Assignment: Collect all lines containing the word "photo" from the data.

Recorded data:
———
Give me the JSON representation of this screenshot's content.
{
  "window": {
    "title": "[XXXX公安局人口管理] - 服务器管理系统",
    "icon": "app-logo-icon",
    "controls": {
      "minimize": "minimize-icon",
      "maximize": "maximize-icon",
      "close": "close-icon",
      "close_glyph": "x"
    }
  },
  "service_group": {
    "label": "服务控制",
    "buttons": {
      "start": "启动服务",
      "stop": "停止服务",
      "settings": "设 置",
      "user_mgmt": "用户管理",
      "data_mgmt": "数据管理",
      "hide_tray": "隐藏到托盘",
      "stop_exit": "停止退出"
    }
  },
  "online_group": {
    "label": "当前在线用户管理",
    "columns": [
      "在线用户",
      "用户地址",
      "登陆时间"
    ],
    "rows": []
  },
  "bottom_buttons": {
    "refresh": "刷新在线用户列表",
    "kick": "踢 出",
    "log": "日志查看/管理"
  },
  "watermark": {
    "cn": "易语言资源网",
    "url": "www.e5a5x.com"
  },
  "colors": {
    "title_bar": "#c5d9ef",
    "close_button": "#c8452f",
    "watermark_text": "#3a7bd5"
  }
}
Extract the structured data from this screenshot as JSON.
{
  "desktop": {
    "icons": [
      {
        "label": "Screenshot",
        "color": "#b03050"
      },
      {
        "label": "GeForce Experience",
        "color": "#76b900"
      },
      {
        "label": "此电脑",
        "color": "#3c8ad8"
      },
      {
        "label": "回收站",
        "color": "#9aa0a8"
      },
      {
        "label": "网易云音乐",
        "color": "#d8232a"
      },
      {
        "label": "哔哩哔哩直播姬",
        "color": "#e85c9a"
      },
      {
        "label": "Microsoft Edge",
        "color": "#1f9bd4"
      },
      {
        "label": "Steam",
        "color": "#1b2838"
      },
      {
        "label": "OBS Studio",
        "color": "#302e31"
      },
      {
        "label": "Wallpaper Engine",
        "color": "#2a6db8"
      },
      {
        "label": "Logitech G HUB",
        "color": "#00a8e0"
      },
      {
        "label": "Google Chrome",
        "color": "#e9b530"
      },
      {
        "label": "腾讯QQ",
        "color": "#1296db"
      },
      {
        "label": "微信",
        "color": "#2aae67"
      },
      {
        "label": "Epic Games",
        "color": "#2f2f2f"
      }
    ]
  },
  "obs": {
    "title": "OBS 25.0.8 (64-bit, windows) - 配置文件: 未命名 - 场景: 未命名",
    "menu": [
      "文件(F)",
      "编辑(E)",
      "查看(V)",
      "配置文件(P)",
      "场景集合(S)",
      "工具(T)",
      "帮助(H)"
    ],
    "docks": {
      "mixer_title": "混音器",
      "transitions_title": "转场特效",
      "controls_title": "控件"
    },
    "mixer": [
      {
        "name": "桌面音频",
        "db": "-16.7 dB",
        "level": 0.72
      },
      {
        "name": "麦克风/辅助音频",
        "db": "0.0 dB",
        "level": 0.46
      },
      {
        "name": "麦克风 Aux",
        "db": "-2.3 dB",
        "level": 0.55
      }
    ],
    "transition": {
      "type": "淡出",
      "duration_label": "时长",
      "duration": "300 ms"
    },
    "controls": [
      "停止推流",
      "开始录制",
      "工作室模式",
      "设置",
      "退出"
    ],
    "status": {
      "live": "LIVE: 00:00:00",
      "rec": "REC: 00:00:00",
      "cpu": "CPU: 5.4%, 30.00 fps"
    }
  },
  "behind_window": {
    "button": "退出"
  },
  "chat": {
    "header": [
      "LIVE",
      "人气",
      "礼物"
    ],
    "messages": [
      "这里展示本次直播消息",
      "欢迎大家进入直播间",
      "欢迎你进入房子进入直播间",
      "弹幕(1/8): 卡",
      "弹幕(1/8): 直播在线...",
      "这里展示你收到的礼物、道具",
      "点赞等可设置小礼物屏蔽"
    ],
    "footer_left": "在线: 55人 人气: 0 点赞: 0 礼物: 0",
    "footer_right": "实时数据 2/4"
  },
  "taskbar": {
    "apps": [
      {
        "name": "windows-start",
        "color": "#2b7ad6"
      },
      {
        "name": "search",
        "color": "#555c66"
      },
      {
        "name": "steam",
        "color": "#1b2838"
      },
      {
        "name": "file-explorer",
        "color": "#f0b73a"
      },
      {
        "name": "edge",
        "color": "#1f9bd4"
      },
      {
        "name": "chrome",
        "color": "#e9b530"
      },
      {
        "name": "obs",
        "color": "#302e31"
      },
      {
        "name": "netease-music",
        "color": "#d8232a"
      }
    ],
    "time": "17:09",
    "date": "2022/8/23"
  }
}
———
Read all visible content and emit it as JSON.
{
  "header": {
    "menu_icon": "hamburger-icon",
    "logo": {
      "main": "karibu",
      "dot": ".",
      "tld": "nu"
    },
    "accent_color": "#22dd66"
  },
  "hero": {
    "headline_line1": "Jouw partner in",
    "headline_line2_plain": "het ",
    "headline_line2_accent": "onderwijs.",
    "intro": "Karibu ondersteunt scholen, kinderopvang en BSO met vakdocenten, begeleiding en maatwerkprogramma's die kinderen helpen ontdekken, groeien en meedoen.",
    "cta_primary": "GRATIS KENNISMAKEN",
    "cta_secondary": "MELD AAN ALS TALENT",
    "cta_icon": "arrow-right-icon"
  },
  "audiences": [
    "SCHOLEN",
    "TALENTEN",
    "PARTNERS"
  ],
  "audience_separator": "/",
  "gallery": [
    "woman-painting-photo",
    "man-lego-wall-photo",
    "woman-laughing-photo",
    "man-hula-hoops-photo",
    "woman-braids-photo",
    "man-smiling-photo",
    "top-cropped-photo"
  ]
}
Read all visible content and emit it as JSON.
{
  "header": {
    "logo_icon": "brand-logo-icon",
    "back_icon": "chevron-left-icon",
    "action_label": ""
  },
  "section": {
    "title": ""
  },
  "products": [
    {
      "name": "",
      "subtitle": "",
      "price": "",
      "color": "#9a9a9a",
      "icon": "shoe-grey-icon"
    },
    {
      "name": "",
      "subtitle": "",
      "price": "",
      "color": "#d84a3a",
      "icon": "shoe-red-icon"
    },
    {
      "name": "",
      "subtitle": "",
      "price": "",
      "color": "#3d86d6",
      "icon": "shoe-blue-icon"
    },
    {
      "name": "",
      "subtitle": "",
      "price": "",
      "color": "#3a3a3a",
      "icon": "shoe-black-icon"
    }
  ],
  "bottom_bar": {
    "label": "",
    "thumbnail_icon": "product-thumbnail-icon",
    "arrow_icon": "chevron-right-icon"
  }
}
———
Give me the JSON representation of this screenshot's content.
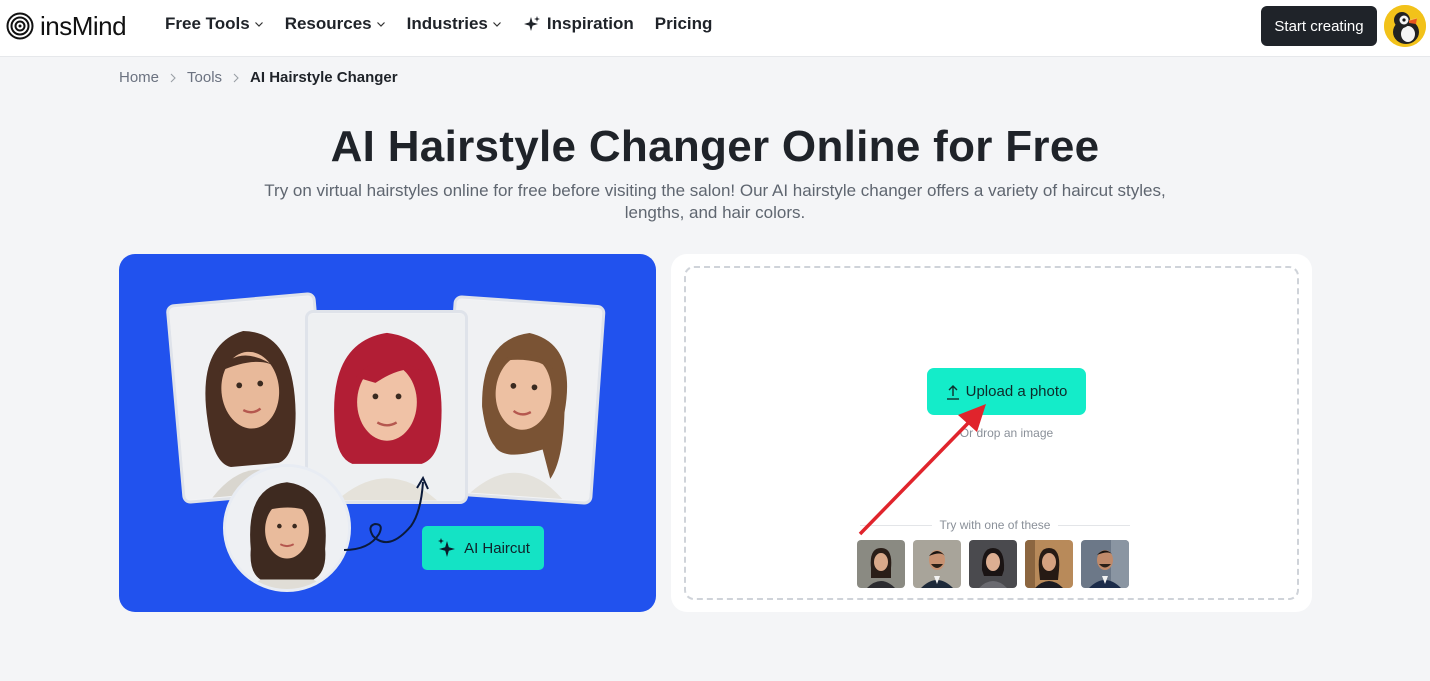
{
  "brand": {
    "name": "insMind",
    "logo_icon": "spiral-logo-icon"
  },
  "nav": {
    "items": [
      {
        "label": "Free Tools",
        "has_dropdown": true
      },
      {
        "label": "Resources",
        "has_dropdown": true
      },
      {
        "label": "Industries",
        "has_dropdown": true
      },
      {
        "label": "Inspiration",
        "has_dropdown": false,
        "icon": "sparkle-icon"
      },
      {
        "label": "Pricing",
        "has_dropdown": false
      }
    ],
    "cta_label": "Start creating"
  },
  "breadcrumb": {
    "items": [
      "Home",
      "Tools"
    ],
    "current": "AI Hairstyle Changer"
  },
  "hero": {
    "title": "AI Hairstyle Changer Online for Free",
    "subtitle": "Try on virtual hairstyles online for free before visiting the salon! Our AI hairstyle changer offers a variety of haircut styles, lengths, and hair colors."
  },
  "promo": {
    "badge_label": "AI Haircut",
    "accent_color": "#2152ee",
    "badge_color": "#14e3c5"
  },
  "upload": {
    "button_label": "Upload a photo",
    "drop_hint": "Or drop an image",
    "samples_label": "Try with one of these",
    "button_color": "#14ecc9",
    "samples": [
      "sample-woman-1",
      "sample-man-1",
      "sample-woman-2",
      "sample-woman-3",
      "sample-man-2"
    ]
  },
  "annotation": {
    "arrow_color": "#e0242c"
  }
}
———
Response to this exercise:
    "woman-painting-photo",
    "man-lego-wall-photo",
    "woman-laughing-photo",
    "man-hula-hoops-photo",
    "woman-braids-photo",
    "man-smiling-photo",
    "top-cropped-photo"
    "button_label": "Upload a photo",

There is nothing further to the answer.